→ Goal of the exercise: Print the records exactly as given.

→ Data:
▼

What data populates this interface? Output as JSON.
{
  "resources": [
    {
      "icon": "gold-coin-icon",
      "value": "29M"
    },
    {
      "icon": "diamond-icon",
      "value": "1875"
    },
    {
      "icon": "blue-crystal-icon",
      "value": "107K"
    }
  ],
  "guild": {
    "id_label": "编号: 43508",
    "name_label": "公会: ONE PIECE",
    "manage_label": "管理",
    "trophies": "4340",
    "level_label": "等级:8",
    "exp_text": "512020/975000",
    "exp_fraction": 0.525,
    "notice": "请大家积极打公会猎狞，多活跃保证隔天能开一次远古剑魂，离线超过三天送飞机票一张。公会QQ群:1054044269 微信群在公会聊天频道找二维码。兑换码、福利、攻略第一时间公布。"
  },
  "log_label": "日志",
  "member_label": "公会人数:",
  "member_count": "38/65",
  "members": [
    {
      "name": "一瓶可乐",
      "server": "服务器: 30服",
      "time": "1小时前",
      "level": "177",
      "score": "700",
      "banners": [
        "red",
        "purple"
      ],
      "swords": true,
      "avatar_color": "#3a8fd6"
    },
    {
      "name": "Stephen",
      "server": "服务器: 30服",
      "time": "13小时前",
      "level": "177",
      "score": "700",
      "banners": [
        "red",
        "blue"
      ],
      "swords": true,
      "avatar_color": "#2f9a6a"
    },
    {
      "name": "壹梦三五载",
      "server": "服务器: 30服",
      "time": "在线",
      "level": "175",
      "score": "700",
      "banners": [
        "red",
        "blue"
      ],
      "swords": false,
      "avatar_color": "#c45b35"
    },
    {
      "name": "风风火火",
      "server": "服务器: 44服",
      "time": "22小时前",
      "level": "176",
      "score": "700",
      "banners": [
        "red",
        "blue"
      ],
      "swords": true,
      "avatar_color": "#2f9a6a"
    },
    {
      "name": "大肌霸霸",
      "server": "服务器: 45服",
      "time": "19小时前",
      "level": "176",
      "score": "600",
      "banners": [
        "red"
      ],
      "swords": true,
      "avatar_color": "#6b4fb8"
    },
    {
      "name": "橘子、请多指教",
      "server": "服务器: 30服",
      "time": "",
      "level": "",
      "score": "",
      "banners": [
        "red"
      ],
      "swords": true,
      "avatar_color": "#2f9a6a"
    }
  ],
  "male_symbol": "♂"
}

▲

→ Response to the task:
What data populates this interface? Output as JSON.
{
  "resources": [
    {
      "icon": "gold-coin-icon",
      "value": "29M"
    },
    {
      "icon": "diamond-icon",
      "value": "1875"
    },
    {
      "icon": "blue-crystal-icon",
      "value": "107K"
    }
  ],
  "guild": {
    "id_label": "编号: 43508",
    "name_label": "公会: ONE PIECE",
    "manage_label": "管理",
    "trophies": "4340",
    "level_label": "等级:8",
    "exp_text": "512020/975000",
    "exp_fraction": 0.525,
    "notice": "请大家积极打公会猎狞，多活跃保证隔天能开一次远古剑魂，离线超过三天送飞机票一张。公会QQ群:1054044269 微信群在公会聊天频道找二维码。兑换码、福利、攻略第一时间公布。"
  },
  "log_label": "日志",
  "member_label": "公会人数:",
  "member_count": "38/65",
  "members": [
    {
      "name": "一瓶可乐",
      "server": "服务器: 30服",
      "time": "1小时前",
      "level": "177",
      "score": "700",
      "banners": [
        "red",
        "purple"
      ],
      "swords": true,
      "avatar_color": "#3a8fd6"
    },
    {
      "name": "Stephen",
      "server": "服务器: 30服",
      "time": "13小时前",
      "level": "177",
      "score": "700",
      "banners": [
        "red",
        "blue"
      ],
      "swords": true,
      "avatar_color": "#2f9a6a"
    },
    {
      "name": "壹梦三五载",
      "server": "服务器: 30服",
      "time": "在线",
      "level": "175",
      "score": "700",
      "banners": [
        "red",
        "blue"
      ],
      "swords": false,
      "avatar_color": "#c45b35"
    },
    {
      "name": "风风火火",
      "server": "服务器: 44服",
      "time": "22小时前",
      "level": "176",
      "score": "700",
      "banners": [
        "red",
        "blue"
      ],
      "swords": true,
      "avatar_color": "#2f9a6a"
    },
    {
      "name": "大肌霸霸",
      "server": "服务器: 45服",
      "time": "19小时前",
      "level": "176",
      "score": "600",
      "banners": [
        "red"
      ],
      "swords": true,
      "avatar_color": "#6b4fb8"
    },
    {
      "name": "橘子、请多指教",
      "server": "服务器: 30服",
      "time": "",
      "level": "",
      "score": "",
      "banners": [
        "red"
      ],
      "swords": true,
      "avatar_color": "#2f9a6a"
    }
  ],
  "male_symbol": "♂"
}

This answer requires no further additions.